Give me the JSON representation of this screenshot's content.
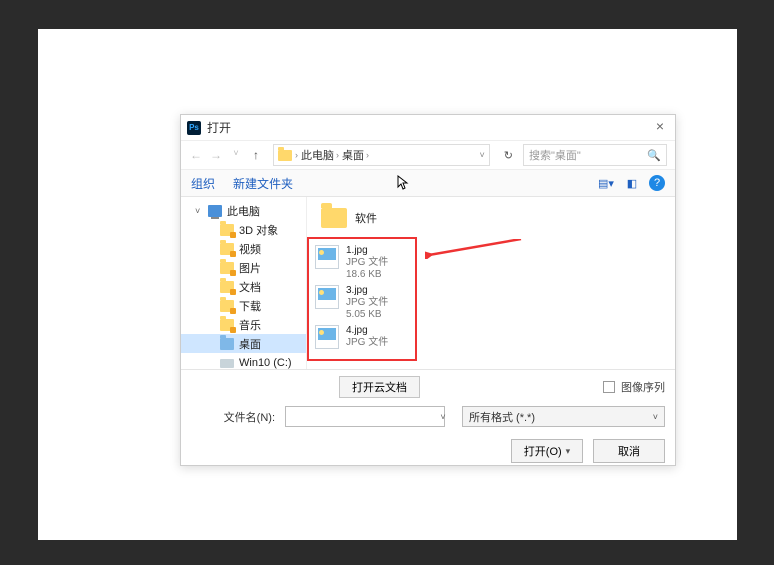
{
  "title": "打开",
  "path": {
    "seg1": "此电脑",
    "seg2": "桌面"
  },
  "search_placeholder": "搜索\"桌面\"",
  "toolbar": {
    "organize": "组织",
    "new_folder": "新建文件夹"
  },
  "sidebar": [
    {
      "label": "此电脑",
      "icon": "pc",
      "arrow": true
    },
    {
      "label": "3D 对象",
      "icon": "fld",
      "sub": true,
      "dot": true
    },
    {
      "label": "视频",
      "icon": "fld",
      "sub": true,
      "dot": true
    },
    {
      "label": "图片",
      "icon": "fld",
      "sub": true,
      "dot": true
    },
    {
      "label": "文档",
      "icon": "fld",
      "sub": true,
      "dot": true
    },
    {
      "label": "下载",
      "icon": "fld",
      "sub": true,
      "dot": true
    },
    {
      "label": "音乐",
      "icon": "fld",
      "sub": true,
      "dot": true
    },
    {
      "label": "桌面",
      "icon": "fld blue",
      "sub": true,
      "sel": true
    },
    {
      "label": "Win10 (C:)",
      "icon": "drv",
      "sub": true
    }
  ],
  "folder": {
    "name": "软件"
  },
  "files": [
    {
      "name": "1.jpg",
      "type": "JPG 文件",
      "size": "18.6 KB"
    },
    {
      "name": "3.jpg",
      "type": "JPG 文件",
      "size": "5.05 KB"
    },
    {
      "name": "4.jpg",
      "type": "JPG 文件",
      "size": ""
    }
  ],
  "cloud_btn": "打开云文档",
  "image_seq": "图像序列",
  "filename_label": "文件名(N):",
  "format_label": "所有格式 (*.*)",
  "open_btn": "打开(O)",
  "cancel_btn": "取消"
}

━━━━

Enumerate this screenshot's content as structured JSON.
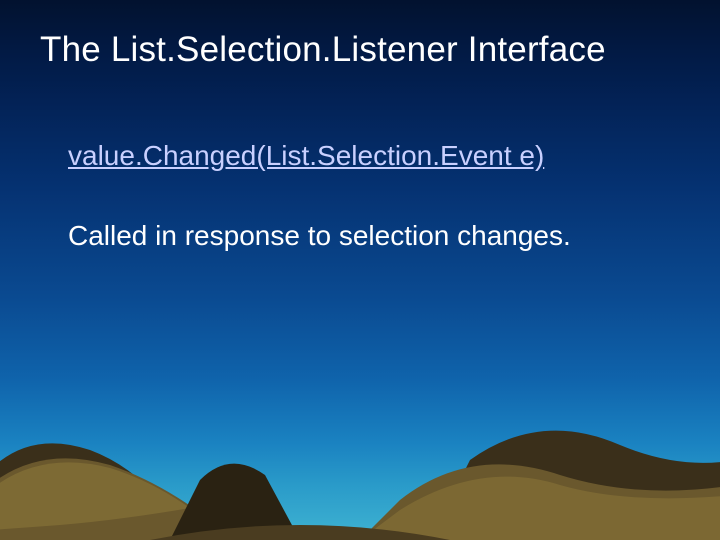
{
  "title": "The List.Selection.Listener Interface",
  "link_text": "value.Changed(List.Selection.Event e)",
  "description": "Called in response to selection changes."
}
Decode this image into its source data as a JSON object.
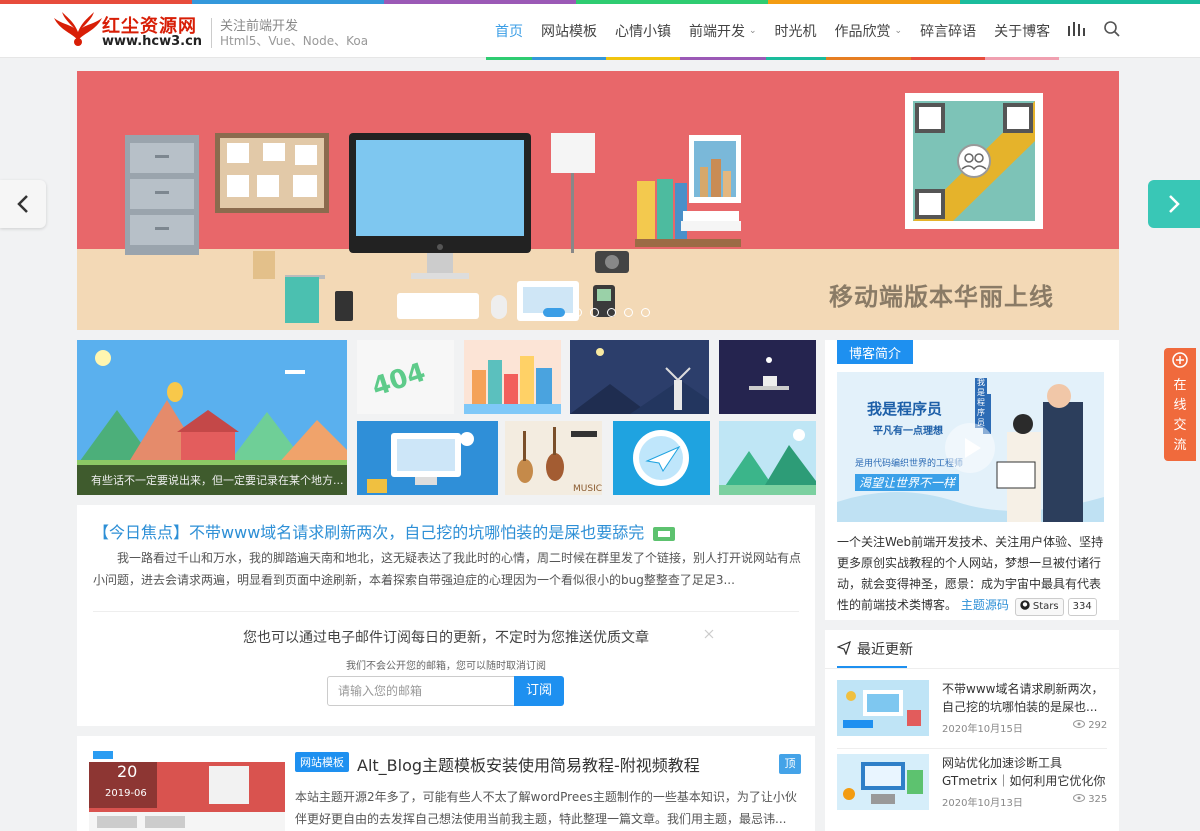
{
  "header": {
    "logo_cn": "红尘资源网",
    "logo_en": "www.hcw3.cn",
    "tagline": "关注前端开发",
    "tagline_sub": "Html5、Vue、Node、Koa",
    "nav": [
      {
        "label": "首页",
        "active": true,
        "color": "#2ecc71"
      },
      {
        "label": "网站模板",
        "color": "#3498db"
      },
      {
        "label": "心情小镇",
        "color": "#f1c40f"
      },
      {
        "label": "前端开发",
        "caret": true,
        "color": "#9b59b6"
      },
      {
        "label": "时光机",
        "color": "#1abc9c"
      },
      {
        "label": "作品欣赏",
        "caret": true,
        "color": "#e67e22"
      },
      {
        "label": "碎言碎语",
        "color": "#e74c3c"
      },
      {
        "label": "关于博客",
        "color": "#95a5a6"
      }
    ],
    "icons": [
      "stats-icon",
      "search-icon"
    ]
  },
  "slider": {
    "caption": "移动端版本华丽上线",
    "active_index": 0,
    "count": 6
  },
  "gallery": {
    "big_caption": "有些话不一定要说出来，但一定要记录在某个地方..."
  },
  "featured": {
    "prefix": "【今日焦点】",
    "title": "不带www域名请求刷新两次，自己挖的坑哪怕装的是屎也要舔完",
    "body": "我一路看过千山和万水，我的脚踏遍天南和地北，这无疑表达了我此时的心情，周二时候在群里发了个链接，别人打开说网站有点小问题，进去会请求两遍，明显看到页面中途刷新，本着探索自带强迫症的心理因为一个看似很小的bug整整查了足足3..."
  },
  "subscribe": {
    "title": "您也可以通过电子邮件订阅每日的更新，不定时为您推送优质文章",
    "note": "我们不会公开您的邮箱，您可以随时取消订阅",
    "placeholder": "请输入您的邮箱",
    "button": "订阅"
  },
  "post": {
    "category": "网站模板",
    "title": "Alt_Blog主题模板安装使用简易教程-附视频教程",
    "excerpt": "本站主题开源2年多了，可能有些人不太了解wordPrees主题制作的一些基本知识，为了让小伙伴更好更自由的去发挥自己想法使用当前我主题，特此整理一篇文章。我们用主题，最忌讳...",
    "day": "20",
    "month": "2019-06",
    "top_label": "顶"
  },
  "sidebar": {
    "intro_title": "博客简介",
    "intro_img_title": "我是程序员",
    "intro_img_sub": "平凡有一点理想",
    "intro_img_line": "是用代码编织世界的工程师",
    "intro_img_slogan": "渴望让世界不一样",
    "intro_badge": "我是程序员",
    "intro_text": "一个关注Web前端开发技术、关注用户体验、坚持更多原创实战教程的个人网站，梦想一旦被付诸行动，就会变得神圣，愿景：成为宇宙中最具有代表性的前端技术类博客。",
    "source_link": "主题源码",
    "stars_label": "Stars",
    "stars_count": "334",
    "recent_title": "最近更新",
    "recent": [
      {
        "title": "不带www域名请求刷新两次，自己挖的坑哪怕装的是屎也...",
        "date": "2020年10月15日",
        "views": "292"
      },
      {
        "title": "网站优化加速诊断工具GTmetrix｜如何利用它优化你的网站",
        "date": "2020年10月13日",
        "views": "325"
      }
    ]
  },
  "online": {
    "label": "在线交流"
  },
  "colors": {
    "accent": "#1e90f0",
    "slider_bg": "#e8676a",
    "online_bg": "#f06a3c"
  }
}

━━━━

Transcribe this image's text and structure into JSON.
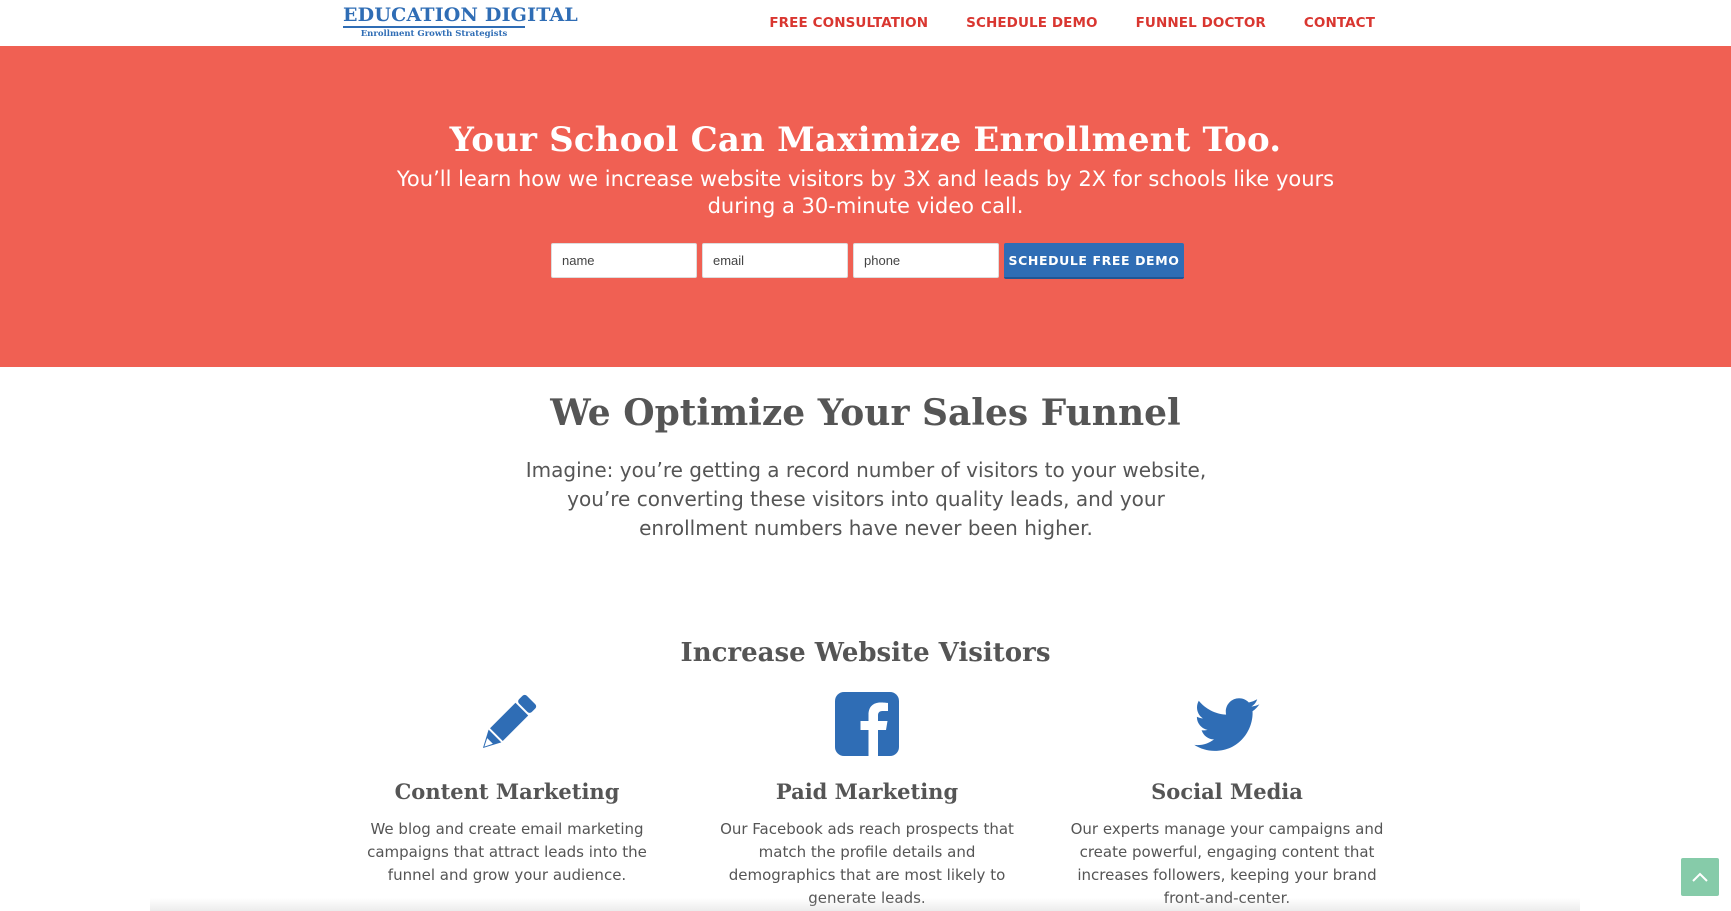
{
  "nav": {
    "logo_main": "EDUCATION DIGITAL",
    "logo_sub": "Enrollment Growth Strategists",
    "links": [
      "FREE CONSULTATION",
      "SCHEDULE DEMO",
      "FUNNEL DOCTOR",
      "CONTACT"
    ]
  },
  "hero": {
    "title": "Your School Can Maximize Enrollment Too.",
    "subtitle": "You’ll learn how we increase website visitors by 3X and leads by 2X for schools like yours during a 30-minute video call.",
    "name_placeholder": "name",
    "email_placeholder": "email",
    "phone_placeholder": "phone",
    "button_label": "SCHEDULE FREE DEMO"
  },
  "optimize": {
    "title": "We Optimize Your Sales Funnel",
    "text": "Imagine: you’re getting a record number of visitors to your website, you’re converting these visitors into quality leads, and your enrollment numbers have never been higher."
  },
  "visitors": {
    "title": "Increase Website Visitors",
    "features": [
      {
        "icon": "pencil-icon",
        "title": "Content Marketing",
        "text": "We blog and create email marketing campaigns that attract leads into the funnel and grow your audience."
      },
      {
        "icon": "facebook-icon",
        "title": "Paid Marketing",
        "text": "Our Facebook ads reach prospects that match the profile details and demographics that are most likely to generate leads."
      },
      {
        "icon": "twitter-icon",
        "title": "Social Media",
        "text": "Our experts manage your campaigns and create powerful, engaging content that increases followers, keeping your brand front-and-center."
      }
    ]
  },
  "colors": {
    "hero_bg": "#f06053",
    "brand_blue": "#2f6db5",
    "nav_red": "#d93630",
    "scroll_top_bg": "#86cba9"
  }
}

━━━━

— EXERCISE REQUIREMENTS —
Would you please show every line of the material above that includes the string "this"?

— RESPONSE AREA —
Give me the JSON representation of this screenshot's content.
Enumerate this screenshot's content as structured JSON.
Decode this image into its source data as a JSON object.
Transcribe this image's text and structure into JSON.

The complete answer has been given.